══ Data for this task

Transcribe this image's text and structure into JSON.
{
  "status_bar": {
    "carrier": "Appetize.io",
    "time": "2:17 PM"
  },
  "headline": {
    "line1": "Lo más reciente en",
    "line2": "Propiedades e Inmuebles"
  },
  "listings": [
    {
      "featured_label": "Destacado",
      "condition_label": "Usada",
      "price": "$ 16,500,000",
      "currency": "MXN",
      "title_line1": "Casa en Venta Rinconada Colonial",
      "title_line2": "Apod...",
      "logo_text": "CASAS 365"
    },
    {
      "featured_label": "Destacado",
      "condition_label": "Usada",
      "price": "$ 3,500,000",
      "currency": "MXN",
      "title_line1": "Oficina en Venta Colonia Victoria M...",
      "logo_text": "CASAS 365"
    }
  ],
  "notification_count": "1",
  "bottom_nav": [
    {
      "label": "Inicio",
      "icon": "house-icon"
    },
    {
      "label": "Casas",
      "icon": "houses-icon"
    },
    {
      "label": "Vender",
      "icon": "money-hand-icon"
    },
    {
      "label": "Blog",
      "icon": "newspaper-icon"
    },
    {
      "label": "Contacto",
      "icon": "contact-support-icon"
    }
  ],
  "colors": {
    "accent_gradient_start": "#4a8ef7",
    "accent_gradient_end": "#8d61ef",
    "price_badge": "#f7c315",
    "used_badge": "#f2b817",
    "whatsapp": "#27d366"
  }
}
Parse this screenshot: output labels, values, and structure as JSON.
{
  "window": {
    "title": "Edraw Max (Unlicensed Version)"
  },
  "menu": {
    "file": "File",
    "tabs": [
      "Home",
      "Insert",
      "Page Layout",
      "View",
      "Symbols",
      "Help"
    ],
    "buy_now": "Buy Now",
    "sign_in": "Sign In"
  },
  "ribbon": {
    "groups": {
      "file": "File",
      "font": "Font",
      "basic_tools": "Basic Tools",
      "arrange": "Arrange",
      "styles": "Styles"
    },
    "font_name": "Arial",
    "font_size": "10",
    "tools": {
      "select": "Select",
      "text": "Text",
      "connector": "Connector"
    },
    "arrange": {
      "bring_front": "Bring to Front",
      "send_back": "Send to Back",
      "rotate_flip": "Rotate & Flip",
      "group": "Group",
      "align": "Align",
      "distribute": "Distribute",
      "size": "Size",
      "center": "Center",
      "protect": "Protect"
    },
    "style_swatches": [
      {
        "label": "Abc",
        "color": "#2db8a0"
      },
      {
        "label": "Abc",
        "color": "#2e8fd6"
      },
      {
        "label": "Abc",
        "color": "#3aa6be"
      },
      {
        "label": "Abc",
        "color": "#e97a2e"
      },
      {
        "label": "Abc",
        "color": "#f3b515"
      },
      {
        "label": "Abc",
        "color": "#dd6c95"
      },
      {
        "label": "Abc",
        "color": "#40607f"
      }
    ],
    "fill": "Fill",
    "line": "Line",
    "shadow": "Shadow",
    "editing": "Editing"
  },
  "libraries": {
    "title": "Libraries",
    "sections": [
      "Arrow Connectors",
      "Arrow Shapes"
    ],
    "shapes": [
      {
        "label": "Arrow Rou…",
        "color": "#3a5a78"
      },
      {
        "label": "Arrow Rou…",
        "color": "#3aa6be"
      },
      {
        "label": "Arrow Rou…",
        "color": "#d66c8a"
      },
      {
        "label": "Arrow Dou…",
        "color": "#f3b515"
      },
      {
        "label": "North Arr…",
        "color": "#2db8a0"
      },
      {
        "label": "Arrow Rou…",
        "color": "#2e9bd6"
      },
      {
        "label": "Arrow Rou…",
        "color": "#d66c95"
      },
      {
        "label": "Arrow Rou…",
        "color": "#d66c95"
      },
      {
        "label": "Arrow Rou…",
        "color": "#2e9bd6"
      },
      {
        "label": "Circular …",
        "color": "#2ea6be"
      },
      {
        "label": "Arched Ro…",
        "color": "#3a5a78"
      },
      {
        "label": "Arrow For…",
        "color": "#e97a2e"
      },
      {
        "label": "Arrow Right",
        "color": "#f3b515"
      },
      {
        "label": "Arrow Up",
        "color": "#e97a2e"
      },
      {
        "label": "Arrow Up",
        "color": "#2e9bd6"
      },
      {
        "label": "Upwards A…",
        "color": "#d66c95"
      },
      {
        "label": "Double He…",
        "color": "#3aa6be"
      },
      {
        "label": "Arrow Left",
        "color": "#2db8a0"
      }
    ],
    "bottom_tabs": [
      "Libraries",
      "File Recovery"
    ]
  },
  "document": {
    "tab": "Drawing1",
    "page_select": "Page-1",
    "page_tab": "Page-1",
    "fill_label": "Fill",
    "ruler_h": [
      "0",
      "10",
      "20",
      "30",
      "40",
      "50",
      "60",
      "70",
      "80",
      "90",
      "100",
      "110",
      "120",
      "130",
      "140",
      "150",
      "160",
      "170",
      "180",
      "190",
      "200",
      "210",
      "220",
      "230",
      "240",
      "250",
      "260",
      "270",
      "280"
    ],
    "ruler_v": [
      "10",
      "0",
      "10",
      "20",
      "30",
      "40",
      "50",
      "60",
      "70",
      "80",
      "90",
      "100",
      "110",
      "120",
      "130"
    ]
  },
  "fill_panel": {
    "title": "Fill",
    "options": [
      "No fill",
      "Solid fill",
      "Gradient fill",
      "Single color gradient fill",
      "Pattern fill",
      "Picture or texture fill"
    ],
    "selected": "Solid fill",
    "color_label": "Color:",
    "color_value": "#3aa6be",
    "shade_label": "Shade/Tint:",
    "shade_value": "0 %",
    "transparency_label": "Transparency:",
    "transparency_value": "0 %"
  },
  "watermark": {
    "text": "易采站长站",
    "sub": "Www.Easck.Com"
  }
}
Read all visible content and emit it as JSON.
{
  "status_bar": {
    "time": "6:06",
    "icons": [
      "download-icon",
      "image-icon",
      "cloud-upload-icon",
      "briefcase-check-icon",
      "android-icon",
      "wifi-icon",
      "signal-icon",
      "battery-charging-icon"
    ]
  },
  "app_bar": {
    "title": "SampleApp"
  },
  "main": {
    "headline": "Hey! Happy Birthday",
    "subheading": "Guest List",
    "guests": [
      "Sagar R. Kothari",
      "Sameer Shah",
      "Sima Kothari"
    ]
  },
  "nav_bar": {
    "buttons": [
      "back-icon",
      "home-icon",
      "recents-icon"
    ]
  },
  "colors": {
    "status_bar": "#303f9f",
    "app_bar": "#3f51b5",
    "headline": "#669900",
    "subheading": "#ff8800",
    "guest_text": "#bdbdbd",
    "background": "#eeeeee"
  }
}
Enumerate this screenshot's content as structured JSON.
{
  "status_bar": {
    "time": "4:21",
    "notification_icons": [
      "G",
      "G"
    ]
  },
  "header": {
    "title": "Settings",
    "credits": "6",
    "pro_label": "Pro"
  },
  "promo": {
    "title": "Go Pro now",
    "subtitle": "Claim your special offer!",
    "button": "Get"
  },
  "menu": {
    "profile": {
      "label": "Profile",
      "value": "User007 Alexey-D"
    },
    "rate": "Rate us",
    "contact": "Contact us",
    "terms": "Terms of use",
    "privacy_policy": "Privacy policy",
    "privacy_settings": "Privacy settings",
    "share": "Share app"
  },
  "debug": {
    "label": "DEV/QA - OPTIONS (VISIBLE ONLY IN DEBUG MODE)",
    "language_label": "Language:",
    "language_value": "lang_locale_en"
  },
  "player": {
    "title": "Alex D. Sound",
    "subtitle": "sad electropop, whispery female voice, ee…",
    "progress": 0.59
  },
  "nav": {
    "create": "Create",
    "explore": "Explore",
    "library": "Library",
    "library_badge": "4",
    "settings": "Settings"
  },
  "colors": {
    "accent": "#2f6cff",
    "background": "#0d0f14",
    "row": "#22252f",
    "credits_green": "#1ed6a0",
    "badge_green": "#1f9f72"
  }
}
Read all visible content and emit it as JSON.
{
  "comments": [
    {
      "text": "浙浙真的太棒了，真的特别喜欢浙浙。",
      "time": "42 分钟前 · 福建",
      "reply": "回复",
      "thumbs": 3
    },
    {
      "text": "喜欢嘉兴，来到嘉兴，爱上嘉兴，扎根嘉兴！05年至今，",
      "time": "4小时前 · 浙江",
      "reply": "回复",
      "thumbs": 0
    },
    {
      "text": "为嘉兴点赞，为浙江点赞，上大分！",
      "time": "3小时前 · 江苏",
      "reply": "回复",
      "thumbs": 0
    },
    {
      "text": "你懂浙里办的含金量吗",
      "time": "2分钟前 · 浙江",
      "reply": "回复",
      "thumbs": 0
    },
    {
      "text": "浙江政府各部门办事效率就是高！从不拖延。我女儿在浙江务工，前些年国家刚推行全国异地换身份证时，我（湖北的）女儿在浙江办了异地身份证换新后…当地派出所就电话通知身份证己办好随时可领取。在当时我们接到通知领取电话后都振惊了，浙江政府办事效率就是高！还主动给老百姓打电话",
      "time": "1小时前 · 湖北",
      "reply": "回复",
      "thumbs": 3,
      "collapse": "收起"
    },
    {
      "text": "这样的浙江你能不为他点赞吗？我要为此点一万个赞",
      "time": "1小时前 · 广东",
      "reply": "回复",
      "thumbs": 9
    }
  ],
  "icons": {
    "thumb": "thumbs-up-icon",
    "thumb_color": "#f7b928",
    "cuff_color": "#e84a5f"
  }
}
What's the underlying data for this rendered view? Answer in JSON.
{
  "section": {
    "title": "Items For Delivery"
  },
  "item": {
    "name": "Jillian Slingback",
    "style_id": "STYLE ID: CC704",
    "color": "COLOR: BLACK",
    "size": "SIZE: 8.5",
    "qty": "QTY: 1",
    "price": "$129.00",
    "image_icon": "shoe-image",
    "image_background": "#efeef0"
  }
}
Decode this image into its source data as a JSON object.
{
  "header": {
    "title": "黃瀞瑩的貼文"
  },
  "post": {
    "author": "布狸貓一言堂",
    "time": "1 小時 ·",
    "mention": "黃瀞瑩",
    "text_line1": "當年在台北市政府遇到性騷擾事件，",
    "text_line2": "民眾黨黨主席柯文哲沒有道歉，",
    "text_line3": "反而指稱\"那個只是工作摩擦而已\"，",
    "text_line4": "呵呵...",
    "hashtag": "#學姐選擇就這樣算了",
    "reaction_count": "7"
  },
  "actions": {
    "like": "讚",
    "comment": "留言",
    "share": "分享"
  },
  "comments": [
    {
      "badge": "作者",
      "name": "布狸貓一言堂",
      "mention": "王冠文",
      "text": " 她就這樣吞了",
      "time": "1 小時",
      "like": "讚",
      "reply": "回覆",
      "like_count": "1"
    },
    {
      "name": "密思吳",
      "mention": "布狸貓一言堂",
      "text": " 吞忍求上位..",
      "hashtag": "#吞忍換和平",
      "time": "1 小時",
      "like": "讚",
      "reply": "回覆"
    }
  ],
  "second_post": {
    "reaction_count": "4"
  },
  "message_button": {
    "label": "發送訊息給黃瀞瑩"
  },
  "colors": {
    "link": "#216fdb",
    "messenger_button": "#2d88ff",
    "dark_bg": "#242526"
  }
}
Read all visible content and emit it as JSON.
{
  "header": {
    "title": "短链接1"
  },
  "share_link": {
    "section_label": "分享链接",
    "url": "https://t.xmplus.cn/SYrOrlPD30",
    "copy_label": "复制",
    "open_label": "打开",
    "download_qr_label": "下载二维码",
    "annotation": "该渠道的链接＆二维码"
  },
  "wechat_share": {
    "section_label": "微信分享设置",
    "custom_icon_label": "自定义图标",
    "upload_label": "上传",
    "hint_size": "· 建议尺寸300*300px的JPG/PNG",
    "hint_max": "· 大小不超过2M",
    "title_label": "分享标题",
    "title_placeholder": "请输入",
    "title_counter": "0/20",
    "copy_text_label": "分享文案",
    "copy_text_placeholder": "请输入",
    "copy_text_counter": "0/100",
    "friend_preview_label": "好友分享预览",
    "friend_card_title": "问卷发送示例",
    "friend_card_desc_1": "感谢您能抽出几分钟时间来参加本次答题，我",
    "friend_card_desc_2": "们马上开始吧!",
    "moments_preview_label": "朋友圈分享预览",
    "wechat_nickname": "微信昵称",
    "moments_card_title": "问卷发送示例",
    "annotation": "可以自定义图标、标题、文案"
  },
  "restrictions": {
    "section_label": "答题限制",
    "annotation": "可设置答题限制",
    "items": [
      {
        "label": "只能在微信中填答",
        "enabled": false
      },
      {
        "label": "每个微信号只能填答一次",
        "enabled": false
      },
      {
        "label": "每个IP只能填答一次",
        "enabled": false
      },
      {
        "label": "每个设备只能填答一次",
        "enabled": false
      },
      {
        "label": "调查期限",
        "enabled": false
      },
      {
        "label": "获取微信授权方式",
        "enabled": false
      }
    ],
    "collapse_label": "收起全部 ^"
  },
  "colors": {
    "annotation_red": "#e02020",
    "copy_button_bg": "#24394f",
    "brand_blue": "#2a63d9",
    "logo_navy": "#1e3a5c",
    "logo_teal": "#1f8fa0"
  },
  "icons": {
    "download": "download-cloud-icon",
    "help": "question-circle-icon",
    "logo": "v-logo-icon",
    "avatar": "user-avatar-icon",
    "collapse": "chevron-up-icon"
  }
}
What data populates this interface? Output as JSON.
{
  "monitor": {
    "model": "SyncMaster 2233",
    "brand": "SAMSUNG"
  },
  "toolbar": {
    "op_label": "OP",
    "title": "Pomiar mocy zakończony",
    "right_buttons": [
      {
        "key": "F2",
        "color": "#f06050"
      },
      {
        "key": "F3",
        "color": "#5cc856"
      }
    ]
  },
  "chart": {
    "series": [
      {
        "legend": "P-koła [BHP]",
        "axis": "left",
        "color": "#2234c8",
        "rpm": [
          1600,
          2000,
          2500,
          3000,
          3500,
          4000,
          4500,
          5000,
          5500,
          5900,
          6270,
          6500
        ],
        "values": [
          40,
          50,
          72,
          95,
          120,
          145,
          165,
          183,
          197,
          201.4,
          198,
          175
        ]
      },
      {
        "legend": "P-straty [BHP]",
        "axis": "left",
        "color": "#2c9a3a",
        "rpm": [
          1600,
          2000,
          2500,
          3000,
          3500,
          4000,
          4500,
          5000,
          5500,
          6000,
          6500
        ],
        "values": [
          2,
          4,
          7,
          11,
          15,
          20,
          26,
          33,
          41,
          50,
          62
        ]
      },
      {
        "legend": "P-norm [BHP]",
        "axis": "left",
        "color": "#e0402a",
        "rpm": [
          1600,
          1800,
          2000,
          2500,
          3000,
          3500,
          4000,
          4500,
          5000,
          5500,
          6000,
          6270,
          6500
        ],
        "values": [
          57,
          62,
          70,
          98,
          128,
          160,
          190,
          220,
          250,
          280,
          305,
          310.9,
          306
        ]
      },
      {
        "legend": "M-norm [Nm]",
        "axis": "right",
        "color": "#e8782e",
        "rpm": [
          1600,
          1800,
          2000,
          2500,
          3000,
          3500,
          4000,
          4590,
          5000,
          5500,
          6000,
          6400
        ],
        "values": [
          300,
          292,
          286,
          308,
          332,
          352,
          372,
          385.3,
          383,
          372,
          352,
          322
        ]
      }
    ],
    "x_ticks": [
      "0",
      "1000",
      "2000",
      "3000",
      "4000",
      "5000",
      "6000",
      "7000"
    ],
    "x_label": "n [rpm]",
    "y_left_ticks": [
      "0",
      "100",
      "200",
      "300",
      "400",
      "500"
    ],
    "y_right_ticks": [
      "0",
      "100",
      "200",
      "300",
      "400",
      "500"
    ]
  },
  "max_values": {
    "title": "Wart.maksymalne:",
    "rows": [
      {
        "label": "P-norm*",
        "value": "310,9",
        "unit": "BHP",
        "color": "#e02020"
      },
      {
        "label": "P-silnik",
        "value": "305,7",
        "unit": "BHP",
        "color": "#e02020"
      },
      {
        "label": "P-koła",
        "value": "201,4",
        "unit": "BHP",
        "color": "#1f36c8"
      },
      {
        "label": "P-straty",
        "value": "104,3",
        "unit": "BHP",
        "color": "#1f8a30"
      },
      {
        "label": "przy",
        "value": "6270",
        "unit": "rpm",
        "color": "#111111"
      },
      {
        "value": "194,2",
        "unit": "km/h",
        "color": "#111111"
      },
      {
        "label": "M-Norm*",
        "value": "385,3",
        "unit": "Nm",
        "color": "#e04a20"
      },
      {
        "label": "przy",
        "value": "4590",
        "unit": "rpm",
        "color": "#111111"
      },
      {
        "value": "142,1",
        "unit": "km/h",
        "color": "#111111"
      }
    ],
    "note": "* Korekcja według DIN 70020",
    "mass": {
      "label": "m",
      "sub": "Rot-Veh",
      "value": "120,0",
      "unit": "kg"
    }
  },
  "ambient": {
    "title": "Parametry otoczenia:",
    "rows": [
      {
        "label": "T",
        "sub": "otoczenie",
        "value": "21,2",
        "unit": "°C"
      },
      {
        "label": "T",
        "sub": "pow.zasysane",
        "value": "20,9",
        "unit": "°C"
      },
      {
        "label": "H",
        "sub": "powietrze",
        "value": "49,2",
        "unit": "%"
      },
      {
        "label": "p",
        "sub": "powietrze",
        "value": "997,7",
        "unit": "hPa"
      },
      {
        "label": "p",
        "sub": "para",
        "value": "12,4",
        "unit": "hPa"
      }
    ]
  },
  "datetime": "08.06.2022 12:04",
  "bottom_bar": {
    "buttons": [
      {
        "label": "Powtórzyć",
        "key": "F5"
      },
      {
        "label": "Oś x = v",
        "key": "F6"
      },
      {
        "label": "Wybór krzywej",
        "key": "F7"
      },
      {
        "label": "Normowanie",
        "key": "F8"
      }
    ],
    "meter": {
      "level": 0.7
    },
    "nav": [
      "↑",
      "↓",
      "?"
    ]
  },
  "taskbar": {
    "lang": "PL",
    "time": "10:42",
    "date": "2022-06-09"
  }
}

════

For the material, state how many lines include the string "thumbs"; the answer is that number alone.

7